Assignment:
In the entries below, find every line with the string "arrival" and copy it.

Available records:
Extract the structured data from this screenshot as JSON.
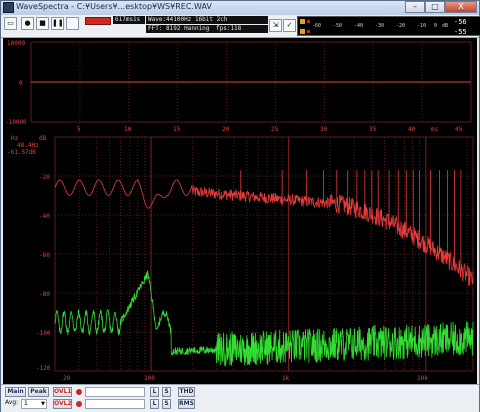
{
  "window": {
    "title": "WaveSpectra - C:¥Users¥...esktop¥WS¥REC.WAV",
    "minimize": "–",
    "maximize": "□",
    "close": "X"
  },
  "toolbar": {
    "timer": "617ms1s",
    "wave_info": "Wave:44100Hz 16bit 2ch",
    "fft_info": "FFT: 8192 Hanning",
    "fps": "fps:118"
  },
  "level_meter": {
    "top_value": "-56",
    "bottom_value": "-55",
    "scale_unit": "dB",
    "scale_ticks": [
      "-60",
      "-50",
      "-40",
      "-30",
      "-20",
      "-10",
      "0"
    ],
    "top_marker": "▮",
    "bottom_marker": "▮"
  },
  "waveform": {
    "y_labels": [
      "10000",
      "0",
      "-10000"
    ],
    "x_labels": [
      "5",
      "10",
      "15",
      "20",
      "25",
      "30",
      "35",
      "40",
      "45"
    ],
    "x_unit": "ms"
  },
  "spectrum": {
    "cursor_hz_label": "Hz",
    "cursor_freq": "48.4Hz",
    "cursor_level": "-61.57dB",
    "y_labels": [
      "dB",
      "-20",
      "-40",
      "-60",
      "-80",
      "-100",
      "-120"
    ],
    "x_labels": [
      "20",
      "100",
      "1k",
      "10k"
    ],
    "colors": {
      "ch1": "#e83c3c",
      "ch2": "#33dd33",
      "grid": "#7a2a2a"
    }
  },
  "bottom": {
    "main_btn": "Main",
    "peak_btn": "Peak",
    "ovl1": "OVL1",
    "ovl2": "OVL2",
    "avg_label": "Avg:",
    "avg_value": "1",
    "l_btn": "L",
    "s_btn": "S",
    "thd_btn": "THD",
    "rms_btn": "RMS"
  }
}
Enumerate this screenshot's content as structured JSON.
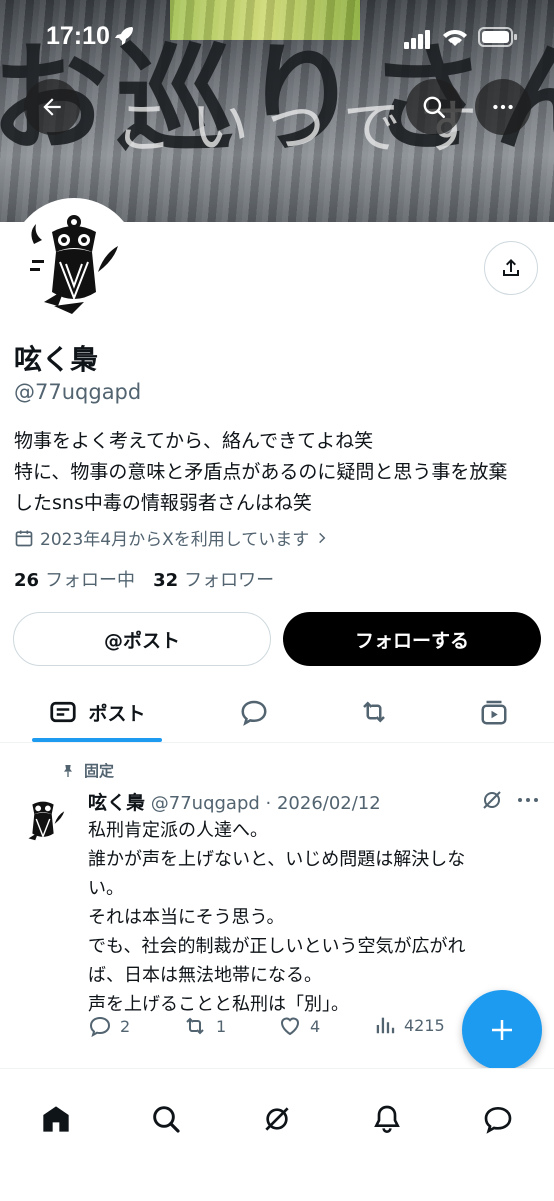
{
  "status": {
    "time": "17:10"
  },
  "banner": {
    "text_large": "お巡りさん",
    "text_small": "こいつです"
  },
  "profile": {
    "name": "呟く梟",
    "handle": "@77uqgapd",
    "bio": [
      "物事をよく考えてから、絡んできてよね笑",
      "特に、物事の意味と矛盾点があるのに疑問と思う事を放棄",
      "したsns中毒の情報弱者さんはね笑"
    ],
    "joined": "2023年4月からXを利用しています",
    "following_count": "26",
    "following_label": "フォロー中",
    "followers_count": "32",
    "followers_label": "フォロワー"
  },
  "buttons": {
    "mention": "@ポスト",
    "follow": "フォローする"
  },
  "tabs": [
    {
      "label": "ポスト"
    }
  ],
  "tweet": {
    "pinned_label": "固定",
    "name": "呟く梟",
    "handle_date": "@77uqgapd · 2026/02/12",
    "lines": [
      "私刑肯定派の人達へ。",
      "誰かが声を上げないと、いじめ問題は解決しな",
      "い。",
      "それは本当にそう思う。",
      "でも、社会的制裁が正しいという空気が広がれ",
      "ば、日本は無法地帯になる。",
      "声を上げることと私刑は「別」。"
    ],
    "replies": "2",
    "reposts": "1",
    "likes": "4",
    "views": "4215"
  },
  "colors": {
    "accent": "#1d9bf0",
    "text": "#0f1419",
    "muted": "#536471"
  }
}
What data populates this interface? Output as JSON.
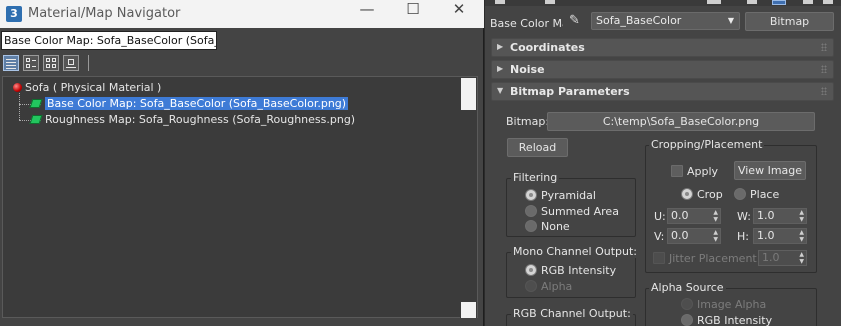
{
  "window": {
    "app_icon": "3",
    "title": "Material/Map Navigator",
    "controls": {
      "minimize": "—",
      "maximize": "☐",
      "close": "✕"
    }
  },
  "path_field": {
    "value": "Base Color Map: Sofa_BaseColor (Sofa_Base"
  },
  "toolbar": {
    "buttons": [
      {
        "icon": "list-view-icon",
        "active": true
      },
      {
        "icon": "list-thumb-small-icon",
        "active": false
      },
      {
        "icon": "list-thumb-large-icon",
        "active": false
      },
      {
        "icon": "show-maps-icon",
        "active": false
      }
    ]
  },
  "tree": {
    "root": {
      "label": "Sofa  ( Physical Material )"
    },
    "children": [
      {
        "label": "Base Color Map: Sofa_BaseColor (Sofa_BaseColor.png)",
        "selected": true
      },
      {
        "label": "Roughness Map: Sofa_Roughness (Sofa_Roughness.png)",
        "selected": false
      }
    ]
  },
  "editor": {
    "map_label": "Base Color Map",
    "map_name": "Sofa_BaseColor",
    "map_type_button": "Bitmap",
    "rollouts": {
      "coordinates": "Coordinates",
      "noise": "Noise",
      "bitmap_parameters": "Bitmap Parameters"
    },
    "bitmap_label": "Bitmap:",
    "bitmap_path": "C:\\temp\\Sofa_BaseColor.png",
    "reload_button": "Reload",
    "filtering": {
      "title": "Filtering",
      "options": [
        "Pyramidal",
        "Summed Area",
        "None"
      ],
      "selected": "Pyramidal"
    },
    "mono_channel": {
      "title": "Mono Channel Output:",
      "options": [
        "RGB Intensity",
        "Alpha"
      ],
      "selected": "RGB Intensity"
    },
    "rgb_channel": {
      "title": "RGB Channel Output:"
    },
    "cropping": {
      "title": "Cropping/Placement",
      "apply_label": "Apply",
      "view_image_button": "View Image",
      "crop_label": "Crop",
      "place_label": "Place",
      "mode": "Crop",
      "u_label": "U:",
      "u_value": "0.0",
      "v_label": "V:",
      "v_value": "0.0",
      "w_label": "W:",
      "w_value": "1.0",
      "h_label": "H:",
      "h_value": "1.0",
      "jitter_label": "Jitter Placement:",
      "jitter_value": "1.0"
    },
    "alpha_source": {
      "title": "Alpha Source",
      "options": [
        "Image Alpha",
        "RGB Intensity"
      ]
    }
  },
  "colors": {
    "selection": "#3e7bd6",
    "panel_bg": "#444444",
    "title_bar": "#f3f3f3",
    "map_icon": "#22c55e",
    "material_icon": "#c00000"
  }
}
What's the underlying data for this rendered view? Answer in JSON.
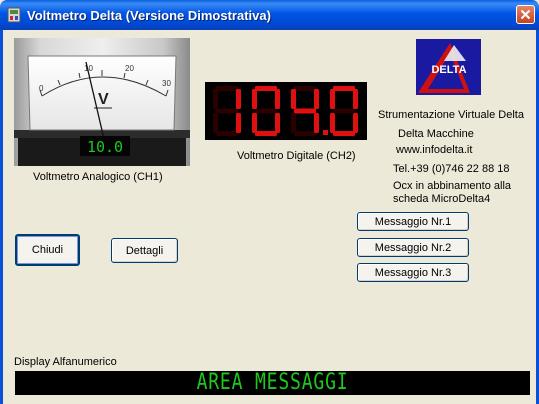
{
  "window": {
    "title": "Voltmetro Delta (Versione Dimostrativa)"
  },
  "analog": {
    "scale_labels": [
      "0",
      "10",
      "20",
      "30"
    ],
    "unit": "V",
    "readout": "10.0",
    "caption": "Voltmetro Analogico (CH1)"
  },
  "digital": {
    "digits": [
      "1",
      "0",
      "4",
      "0"
    ],
    "caption": "Voltmetro Digitale (CH2)"
  },
  "logo": {
    "text": "DELTA"
  },
  "info": {
    "line1": "Strumentazione Virtuale Delta",
    "line2": "Delta Macchine",
    "line3": "www.infodelta.it",
    "line4": "Tel.+39 (0)746 22 88 18",
    "line5": "Ocx in abbinamento alla",
    "line6": "scheda MicroDelta4"
  },
  "buttons": {
    "chiudi": "Chiudi",
    "dettagli": "Dettagli",
    "msg1": "Messaggio Nr.1",
    "msg2": "Messaggio Nr.2",
    "msg3": "Messaggio Nr.3"
  },
  "display": {
    "label": "Display Alfanumerico",
    "text": "AREA MESSAGGI"
  },
  "colors": {
    "segment_on": "#E01010",
    "segment_off": "#2A0000",
    "lcd_green": "#1EC81E",
    "titlebar": "#0055E5"
  }
}
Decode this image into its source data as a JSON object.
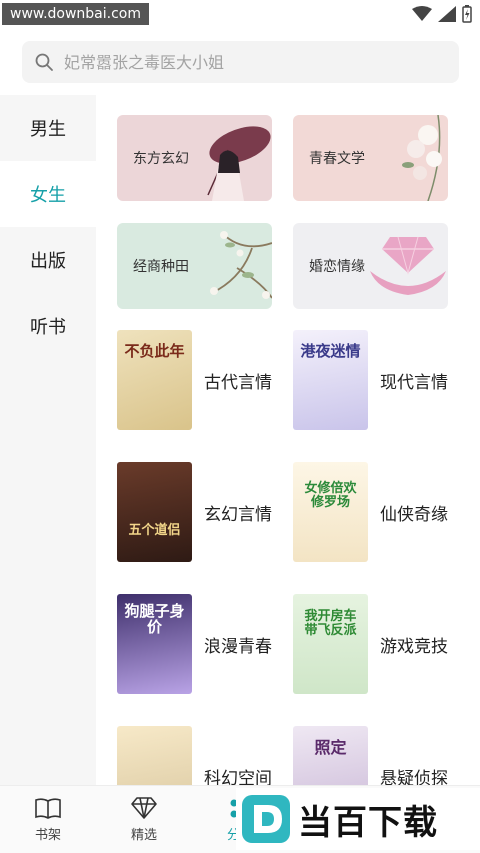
{
  "watermark": "www.downbai.com",
  "search": {
    "placeholder": "妃常嚣张之毒医大小姐"
  },
  "rail": [
    {
      "label": "男生",
      "active": false
    },
    {
      "label": "女生",
      "active": true
    },
    {
      "label": "出版",
      "active": false
    },
    {
      "label": "听书",
      "active": false
    }
  ],
  "banners": [
    {
      "label": "东方玄幻",
      "bg": "#ecd6d8"
    },
    {
      "label": "青春文学",
      "bg": "#f2d9d6"
    },
    {
      "label": "经商种田",
      "bg": "#d9eae0"
    },
    {
      "label": "婚恋情缘",
      "bg": "#efeff2"
    }
  ],
  "books": [
    {
      "label": "古代言情",
      "cover_text": "不负此年"
    },
    {
      "label": "现代言情",
      "cover_text": "港夜迷情"
    },
    {
      "label": "玄幻言情",
      "cover_text": "五个道侣"
    },
    {
      "label": "仙侠奇缘",
      "cover_text": "女修倍欢修罗场"
    },
    {
      "label": "浪漫青春",
      "cover_text": "狗腿子身价"
    },
    {
      "label": "游戏竞技",
      "cover_text": "我开房车带飞反派"
    },
    {
      "label": "科幻空间",
      "cover_text": ""
    },
    {
      "label": "悬疑侦探",
      "cover_text": "照定"
    }
  ],
  "bottomnav": [
    {
      "label": "书架",
      "icon": "book-icon",
      "active": false
    },
    {
      "label": "精选",
      "icon": "diamond-icon",
      "active": false
    },
    {
      "label": "分类",
      "icon": "category-icon",
      "active": true
    }
  ],
  "logo": {
    "text": "当百下载"
  },
  "colors": {
    "accent": "#16a0a8",
    "rail_bg": "#f6f6f6",
    "search_bg": "#f3f3f3"
  }
}
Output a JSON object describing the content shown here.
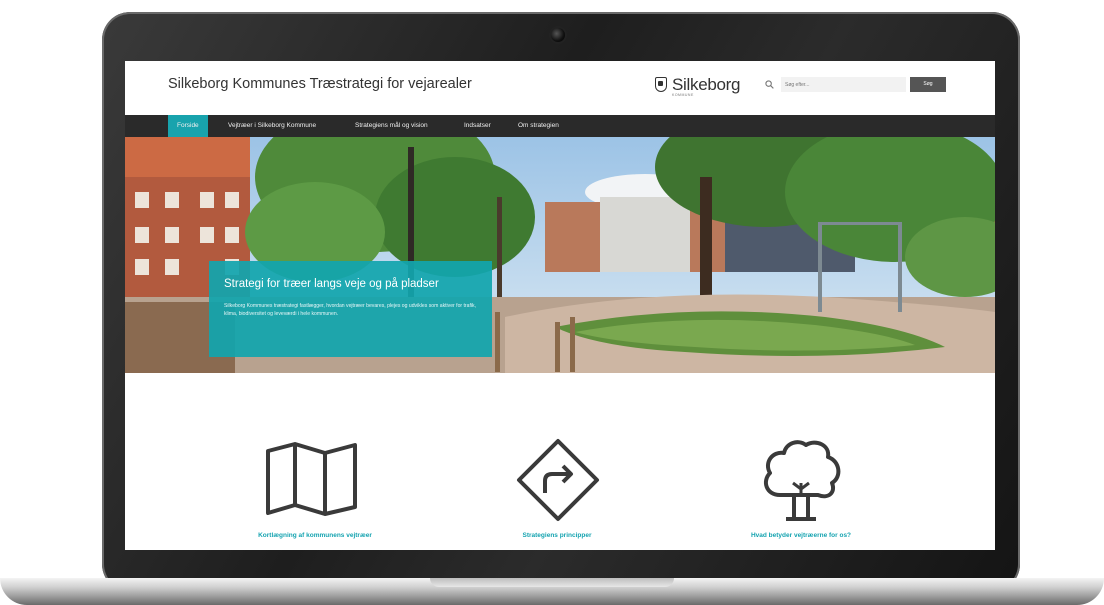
{
  "site": {
    "title": "Silkeborg Kommunes Træstrategi for vejarealer",
    "logo_text": "Silkeborg",
    "logo_subtext": "KOMMUNE",
    "search_placeholder": "Søg efter...",
    "search_button": "Søg"
  },
  "nav": {
    "items": [
      {
        "label": "Forside",
        "active": true
      },
      {
        "label": "Vejtræer i Silkeborg Kommune"
      },
      {
        "label": "Strategiens mål og vision"
      },
      {
        "label": "Indsatser"
      },
      {
        "label": "Om strategien"
      }
    ]
  },
  "hero": {
    "title": "Strategi for træer langs veje og på pladser",
    "text": "Silkeborg Kommunes træstrategi fastlægger, hvordan vejtræer bevares, plejes og udvikles som aktiver for trafik, klima, biodiversitet og leveværdi i hele kommunen."
  },
  "features": [
    {
      "label": "Kortlægning af kommunens vejtræer",
      "icon": "map-icon"
    },
    {
      "label": "Strategiens principper",
      "icon": "road-sign-turn-icon"
    },
    {
      "label": "Hvad betyder vejtræerne for os?",
      "icon": "tree-icon"
    }
  ],
  "colors": {
    "accent": "#18a3ad",
    "nav_bg": "#2a2a2a",
    "feature_label": "#14a3b0"
  }
}
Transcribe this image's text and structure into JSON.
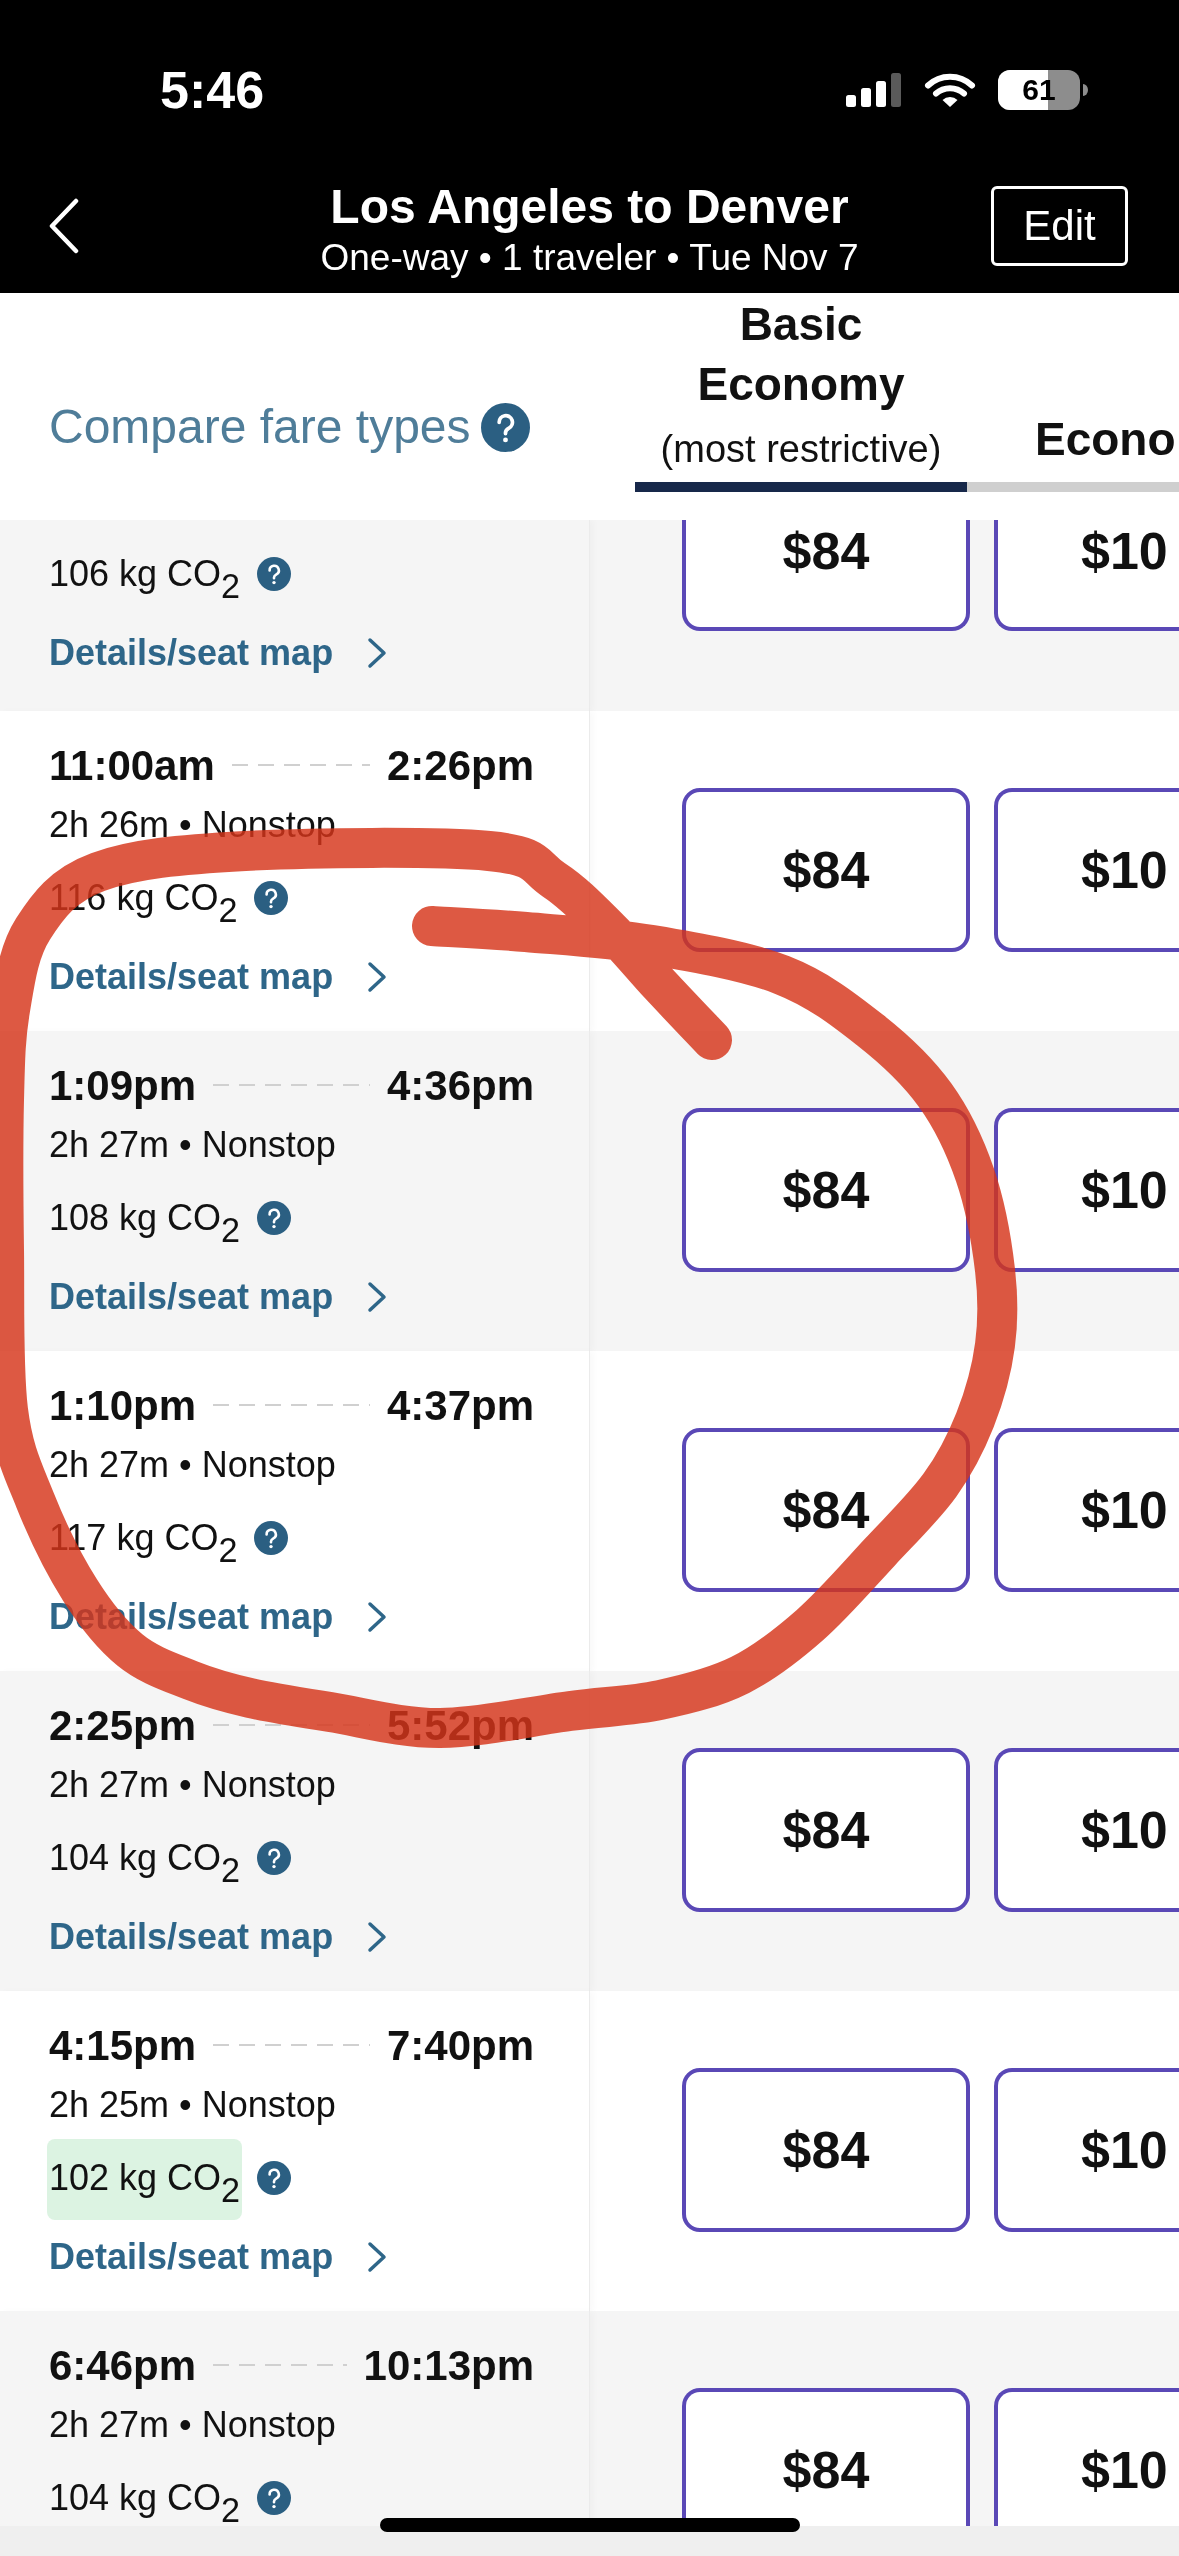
{
  "status_bar": {
    "time": "5:46",
    "battery": "61"
  },
  "header": {
    "title": "Los Angeles to Denver",
    "subtitle": "One-way • 1 traveler • Tue Nov 7",
    "edit_button": "Edit"
  },
  "fare_header": {
    "compare_link": "Compare fare types",
    "tabs": [
      {
        "label": "Basic Economy",
        "sublabel": "(most restrictive)",
        "selected": true
      },
      {
        "label": "Econo",
        "selected": false
      }
    ]
  },
  "flights": [
    {
      "kind": "top-cut",
      "co2": "106 kg CO$_{2}$",
      "co2_highlighted": false,
      "details_link": "Details/seat map",
      "prices": [
        "$84",
        "$10"
      ]
    },
    {
      "kind": "full",
      "departure": "11:00am",
      "arrival": "2:26pm",
      "duration": "2h 26m • Nonstop",
      "co2": "116 kg CO$_{2}$",
      "co2_highlighted": false,
      "details_link": "Details/seat map",
      "prices": [
        "$84",
        "$10"
      ]
    },
    {
      "kind": "full",
      "departure": "1:09pm",
      "arrival": "4:36pm",
      "duration": "2h 27m • Nonstop",
      "co2": "108 kg CO$_{2}$",
      "co2_highlighted": false,
      "details_link": "Details/seat map",
      "prices": [
        "$84",
        "$10"
      ]
    },
    {
      "kind": "full",
      "departure": "1:10pm",
      "arrival": "4:37pm",
      "duration": "2h 27m • Nonstop",
      "co2": "117 kg CO$_{2}$",
      "co2_highlighted": false,
      "details_link": "Details/seat map",
      "prices": [
        "$84",
        "$10"
      ]
    },
    {
      "kind": "full",
      "departure": "2:25pm",
      "arrival": "5:52pm",
      "duration": "2h 27m • Nonstop",
      "co2": "104 kg CO$_{2}$",
      "co2_highlighted": false,
      "details_link": "Details/seat map",
      "prices": [
        "$84",
        "$10"
      ]
    },
    {
      "kind": "full",
      "departure": "4:15pm",
      "arrival": "7:40pm",
      "duration": "2h 25m • Nonstop",
      "co2": "102 kg CO$_{2}$",
      "co2_highlighted": true,
      "details_link": "Details/seat map",
      "prices": [
        "$84",
        "$10"
      ]
    },
    {
      "kind": "bottom-cut",
      "departure": "6:46pm",
      "arrival": "10:13pm",
      "duration": "2h 27m • Nonstop",
      "co2": "104 kg CO$_{2}$",
      "co2_highlighted": false,
      "prices": [
        "$84",
        "$10"
      ]
    }
  ]
}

Your solution:
      "arrival": "2:26pm",
      "arrival": "4:36pm",
      "arrival": "4:37pm",
      "arrival": "5:52pm",
      "arrival": "7:40pm",
      "arrival": "10:13pm",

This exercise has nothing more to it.